Items from an interface collection:
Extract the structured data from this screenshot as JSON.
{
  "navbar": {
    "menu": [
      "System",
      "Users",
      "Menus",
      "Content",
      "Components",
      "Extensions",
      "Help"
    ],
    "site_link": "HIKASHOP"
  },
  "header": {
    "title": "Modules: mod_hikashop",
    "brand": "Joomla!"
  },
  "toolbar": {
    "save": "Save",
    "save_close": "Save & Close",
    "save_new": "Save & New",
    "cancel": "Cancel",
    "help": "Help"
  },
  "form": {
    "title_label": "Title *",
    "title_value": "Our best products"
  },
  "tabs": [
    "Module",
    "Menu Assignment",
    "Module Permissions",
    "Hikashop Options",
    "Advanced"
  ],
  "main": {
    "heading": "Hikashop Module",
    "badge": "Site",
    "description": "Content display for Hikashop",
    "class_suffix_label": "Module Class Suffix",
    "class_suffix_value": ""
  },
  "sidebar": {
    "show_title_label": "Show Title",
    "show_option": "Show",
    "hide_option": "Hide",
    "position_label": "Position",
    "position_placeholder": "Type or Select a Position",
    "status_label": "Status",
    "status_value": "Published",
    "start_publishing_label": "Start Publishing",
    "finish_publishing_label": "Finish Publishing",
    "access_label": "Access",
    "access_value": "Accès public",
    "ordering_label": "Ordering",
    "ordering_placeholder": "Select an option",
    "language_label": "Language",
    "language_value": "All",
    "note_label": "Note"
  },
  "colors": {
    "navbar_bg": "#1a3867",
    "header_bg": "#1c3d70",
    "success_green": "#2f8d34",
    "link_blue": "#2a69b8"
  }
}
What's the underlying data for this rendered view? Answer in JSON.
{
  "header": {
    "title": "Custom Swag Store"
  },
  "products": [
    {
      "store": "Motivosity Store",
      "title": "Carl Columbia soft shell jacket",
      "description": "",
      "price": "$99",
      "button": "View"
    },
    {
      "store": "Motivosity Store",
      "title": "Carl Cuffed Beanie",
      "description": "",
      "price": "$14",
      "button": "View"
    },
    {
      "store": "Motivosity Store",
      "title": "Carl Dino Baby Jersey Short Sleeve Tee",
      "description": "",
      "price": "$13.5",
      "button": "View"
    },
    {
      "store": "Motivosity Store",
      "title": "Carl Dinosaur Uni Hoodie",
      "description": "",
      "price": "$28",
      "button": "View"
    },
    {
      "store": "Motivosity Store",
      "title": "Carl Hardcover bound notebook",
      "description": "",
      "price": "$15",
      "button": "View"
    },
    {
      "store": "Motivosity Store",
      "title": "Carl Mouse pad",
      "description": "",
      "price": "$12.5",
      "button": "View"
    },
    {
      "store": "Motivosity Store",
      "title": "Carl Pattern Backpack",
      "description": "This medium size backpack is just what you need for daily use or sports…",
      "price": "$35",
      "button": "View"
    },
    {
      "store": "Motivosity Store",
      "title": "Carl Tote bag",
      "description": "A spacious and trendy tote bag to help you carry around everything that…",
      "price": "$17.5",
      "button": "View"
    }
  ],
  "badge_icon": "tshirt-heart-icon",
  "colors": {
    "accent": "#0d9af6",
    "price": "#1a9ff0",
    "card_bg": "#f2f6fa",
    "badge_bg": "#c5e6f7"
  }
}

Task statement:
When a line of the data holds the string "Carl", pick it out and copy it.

Final answer:
      "title": "Carl Columbia soft shell jacket",
      "title": "Carl Cuffed Beanie",
      "title": "Carl Dino Baby Jersey Short Sleeve Tee",
      "title": "Carl Dinosaur Uni Hoodie",
      "title": "Carl Hardcover bound notebook",
      "title": "Carl Mouse pad",
      "title": "Carl Pattern Backpack",
      "title": "Carl Tote bag",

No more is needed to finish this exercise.